TASK: Please state how many lines of the data contain "htaccess". The number by itself is enough.

* * *

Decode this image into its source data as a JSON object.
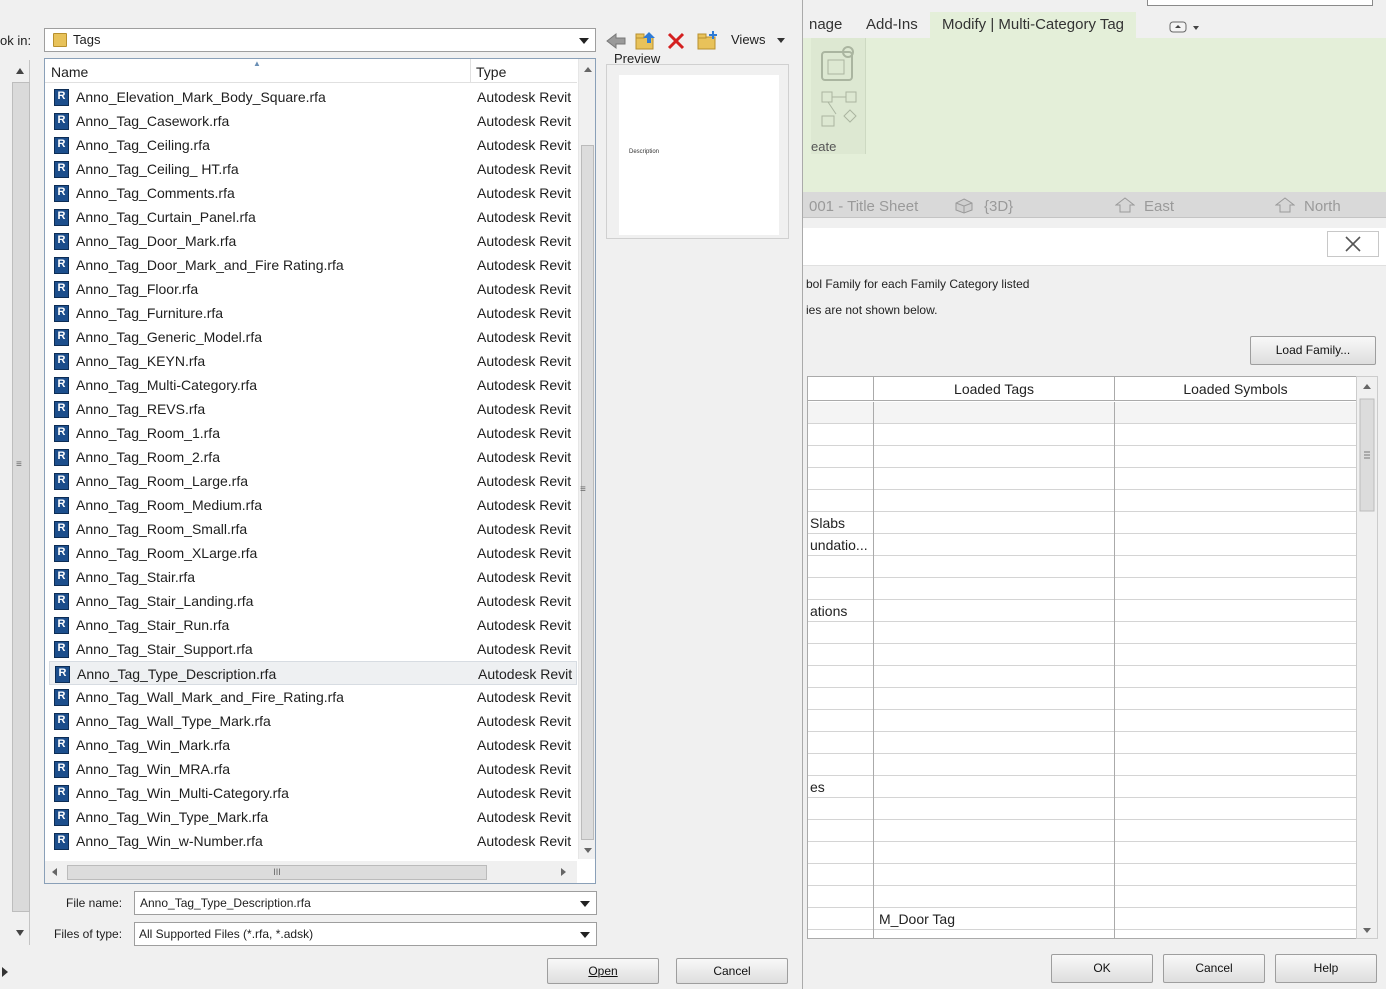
{
  "revit": {
    "ribbon_tabs": [
      "nage",
      "Add-Ins",
      "Modify | Multi-Category Tag"
    ],
    "ribbon_group_label": "eate",
    "view_tabs": [
      "001 - Title Sheet",
      "{3D}",
      "East",
      "North"
    ],
    "tag_dialog": {
      "note1": "bol Family for each Family Category listed",
      "note2": "ies are not shown below.",
      "load_family_label": "Load Family...",
      "columns": [
        "Loaded Tags",
        "Loaded Symbols"
      ],
      "rows": [
        {
          "cat": "",
          "tag": "",
          "sym": ""
        },
        {
          "cat": "",
          "tag": "",
          "sym": ""
        },
        {
          "cat": "",
          "tag": "",
          "sym": ""
        },
        {
          "cat": "",
          "tag": "",
          "sym": ""
        },
        {
          "cat": "",
          "tag": "",
          "sym": ""
        },
        {
          "cat": "Slabs",
          "tag": "",
          "sym": ""
        },
        {
          "cat": "undatio...",
          "tag": "",
          "sym": ""
        },
        {
          "cat": "",
          "tag": "",
          "sym": ""
        },
        {
          "cat": "",
          "tag": "",
          "sym": ""
        },
        {
          "cat": "ations",
          "tag": "",
          "sym": ""
        },
        {
          "cat": "",
          "tag": "",
          "sym": ""
        },
        {
          "cat": "",
          "tag": "",
          "sym": ""
        },
        {
          "cat": "",
          "tag": "",
          "sym": ""
        },
        {
          "cat": "",
          "tag": "",
          "sym": ""
        },
        {
          "cat": "",
          "tag": "",
          "sym": ""
        },
        {
          "cat": "",
          "tag": "",
          "sym": ""
        },
        {
          "cat": "",
          "tag": "",
          "sym": ""
        },
        {
          "cat": "es",
          "tag": "",
          "sym": ""
        },
        {
          "cat": "",
          "tag": "",
          "sym": ""
        },
        {
          "cat": "",
          "tag": "",
          "sym": ""
        },
        {
          "cat": "",
          "tag": "",
          "sym": ""
        },
        {
          "cat": "",
          "tag": "",
          "sym": ""
        },
        {
          "cat": "",
          "tag": "",
          "sym": ""
        },
        {
          "cat": "",
          "tag": "M_Door Tag",
          "sym": ""
        },
        {
          "cat": "",
          "tag": "",
          "sym": ""
        }
      ],
      "ok_label": "OK",
      "cancel_label": "Cancel",
      "help_label": "Help"
    }
  },
  "open_dialog": {
    "look_in_label": "ok in:",
    "look_in_value": "Tags",
    "views_label": "Views",
    "preview_label": "Preview",
    "preview_text": "Description",
    "col_name": "Name",
    "col_type": "Type",
    "files": [
      "Anno_Elevation_Mark_Body_Square.rfa",
      "Anno_Tag_Casework.rfa",
      "Anno_Tag_Ceiling.rfa",
      "Anno_Tag_Ceiling_ HT.rfa",
      "Anno_Tag_Comments.rfa",
      "Anno_Tag_Curtain_Panel.rfa",
      "Anno_Tag_Door_Mark.rfa",
      "Anno_Tag_Door_Mark_and_Fire Rating.rfa",
      "Anno_Tag_Floor.rfa",
      "Anno_Tag_Furniture.rfa",
      "Anno_Tag_Generic_Model.rfa",
      "Anno_Tag_KEYN.rfa",
      "Anno_Tag_Multi-Category.rfa",
      "Anno_Tag_REVS.rfa",
      "Anno_Tag_Room_1.rfa",
      "Anno_Tag_Room_2.rfa",
      "Anno_Tag_Room_Large.rfa",
      "Anno_Tag_Room_Medium.rfa",
      "Anno_Tag_Room_Small.rfa",
      "Anno_Tag_Room_XLarge.rfa",
      "Anno_Tag_Stair.rfa",
      "Anno_Tag_Stair_Landing.rfa",
      "Anno_Tag_Stair_Run.rfa",
      "Anno_Tag_Stair_Support.rfa",
      "Anno_Tag_Type_Description.rfa",
      "Anno_Tag_Wall_Mark_and_Fire_Rating.rfa",
      "Anno_Tag_Wall_Type_Mark.rfa",
      "Anno_Tag_Win_Mark.rfa",
      "Anno_Tag_Win_MRA.rfa",
      "Anno_Tag_Win_Multi-Category.rfa",
      "Anno_Tag_Win_Type_Mark.rfa",
      "Anno_Tag_Win_w-Number.rfa"
    ],
    "file_type_text": "Autodesk Revit",
    "selected_file": "Anno_Tag_Type_Description.rfa",
    "file_name_label": "File name:",
    "file_name_value": "Anno_Tag_Type_Description.rfa",
    "files_of_type_label": "Files of type:",
    "files_of_type_value": "All Supported Files  (*.rfa, *.adsk)",
    "open_label": "Open",
    "cancel_label": "Cancel"
  },
  "colors": {
    "ribbon_green": "#e4efd9",
    "revit_blue": "#1c4e8c",
    "delete_red": "#d42020",
    "folder_yellow": "#e8c25a"
  }
}
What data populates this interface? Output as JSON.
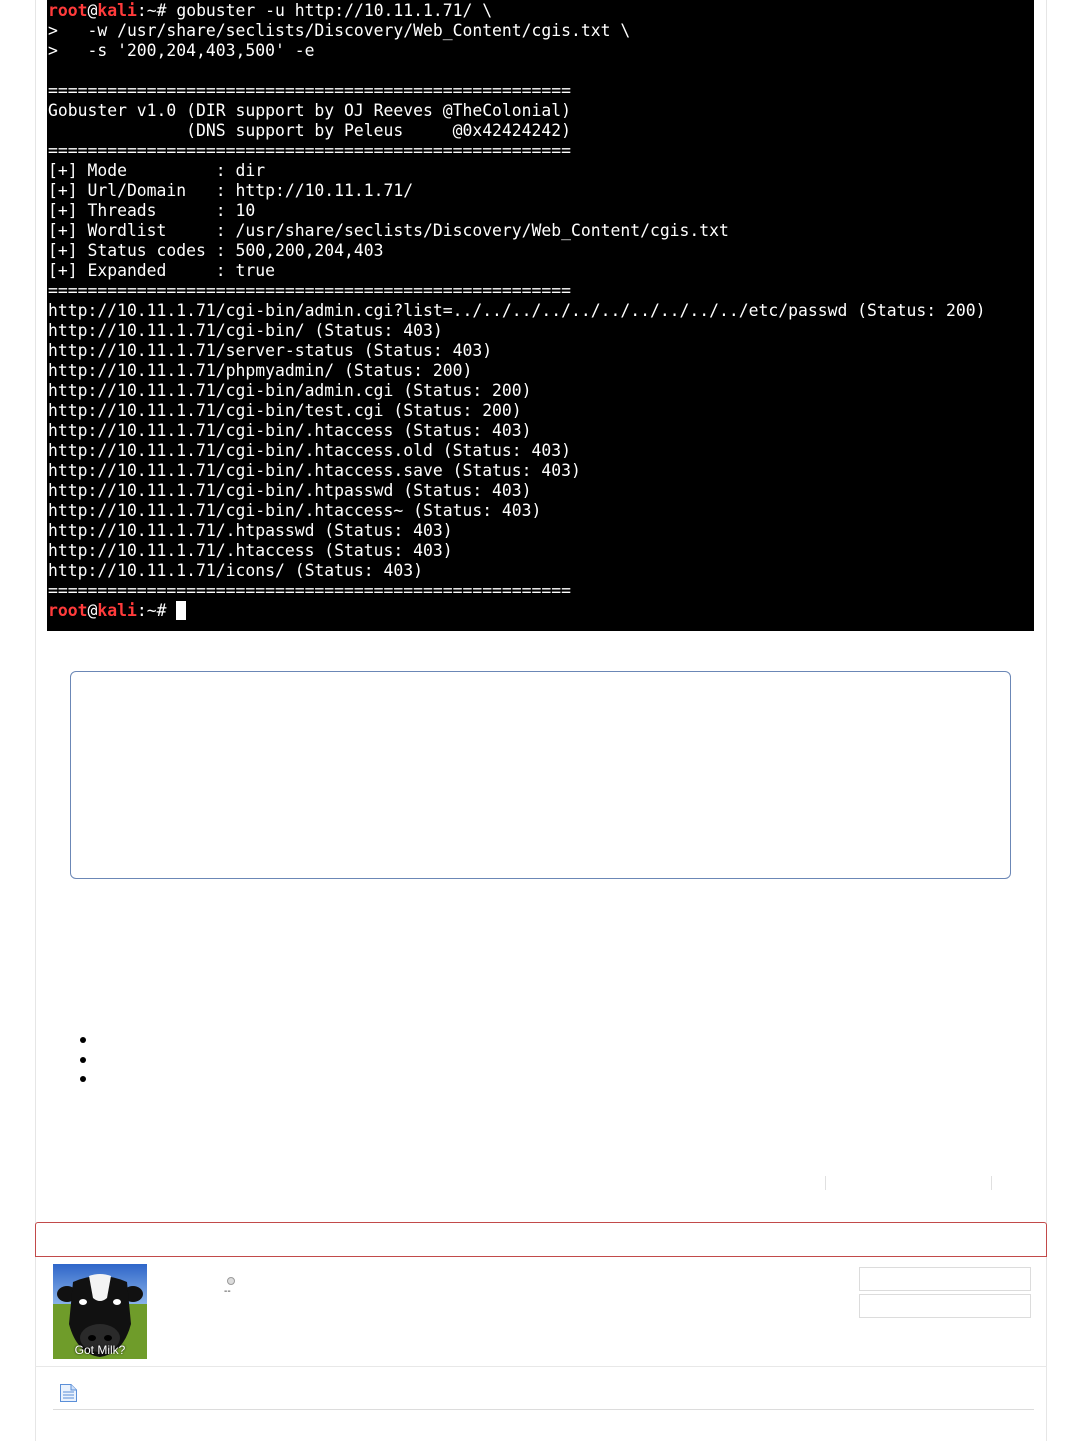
{
  "terminal": {
    "prompt_user": "root",
    "prompt_at": "@",
    "prompt_host": "kali",
    "prompt_suffix": ":~# ",
    "command_line1": "gobuster -u http://10.11.1.71/ \\",
    "command_line2": ">   -w /usr/share/seclists/Discovery/Web_Content/cgis.txt \\",
    "command_line3": ">   -s '200,204,403,500' -e",
    "separator": "=====================================================",
    "banner_line1": "Gobuster v1.0 (DIR support by OJ Reeves @TheColonial)",
    "banner_line2": "              (DNS support by Peleus     @0x42424242)",
    "config_lines": [
      "[+] Mode         : dir",
      "[+] Url/Domain   : http://10.11.1.71/",
      "[+] Threads      : 10",
      "[+] Wordlist     : /usr/share/seclists/Discovery/Web_Content/cgis.txt",
      "[+] Status codes : 500,200,204,403",
      "[+] Expanded     : true"
    ],
    "results": [
      "http://10.11.1.71/cgi-bin/admin.cgi?list=../../../../../../../../../../etc/passwd (Status: 200)",
      "http://10.11.1.71/cgi-bin/ (Status: 403)",
      "http://10.11.1.71/server-status (Status: 403)",
      "http://10.11.1.71/phpmyadmin/ (Status: 200)",
      "http://10.11.1.71/cgi-bin/admin.cgi (Status: 200)",
      "http://10.11.1.71/cgi-bin/test.cgi (Status: 200)",
      "http://10.11.1.71/cgi-bin/.htaccess (Status: 403)",
      "http://10.11.1.71/cgi-bin/.htaccess.old (Status: 403)",
      "http://10.11.1.71/cgi-bin/.htaccess.save (Status: 403)",
      "http://10.11.1.71/cgi-bin/.htpasswd (Status: 403)",
      "http://10.11.1.71/cgi-bin/.htaccess~ (Status: 403)",
      "http://10.11.1.71/.htpasswd (Status: 403)",
      "http://10.11.1.71/.htaccess (Status: 403)",
      "http://10.11.1.71/icons/ (Status: 403)"
    ]
  },
  "colors": {
    "terminal_bg": "#000000",
    "terminal_fg": "#ffffff",
    "prompt": "#ff3b3b",
    "quote_border": "#6b87b6",
    "post_header_border": "#c24a4a"
  },
  "bullet_list": {
    "count": 3
  },
  "author": {
    "avatar_caption": "Got Milk?",
    "status_icon": "offline-status-icon",
    "signature_text": "--"
  },
  "footer": {
    "icon": "document-icon"
  }
}
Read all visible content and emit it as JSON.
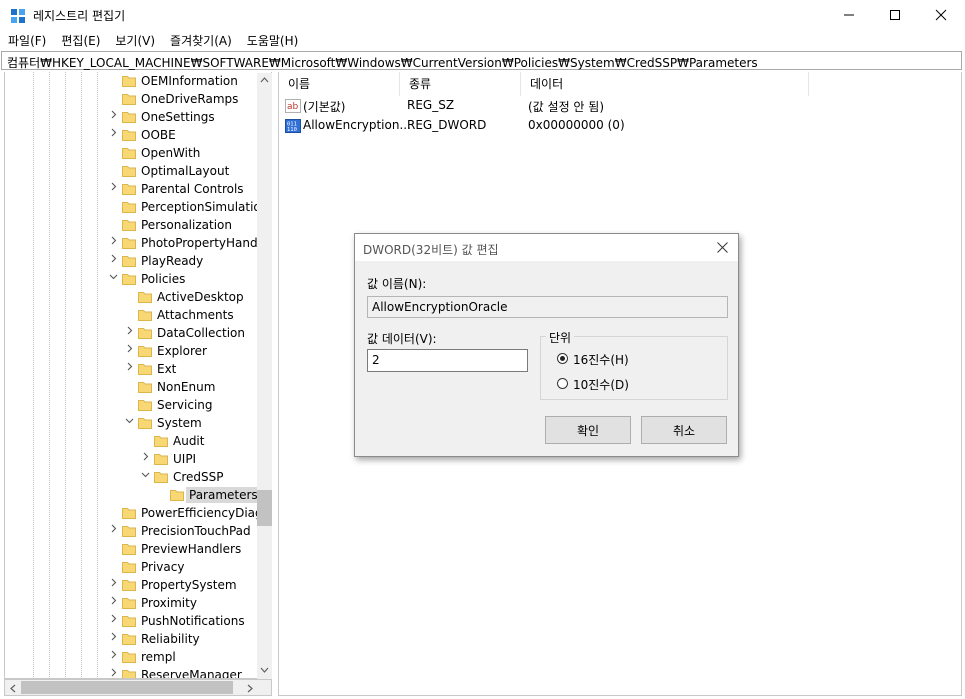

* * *

SOLVED EXERCISE: 5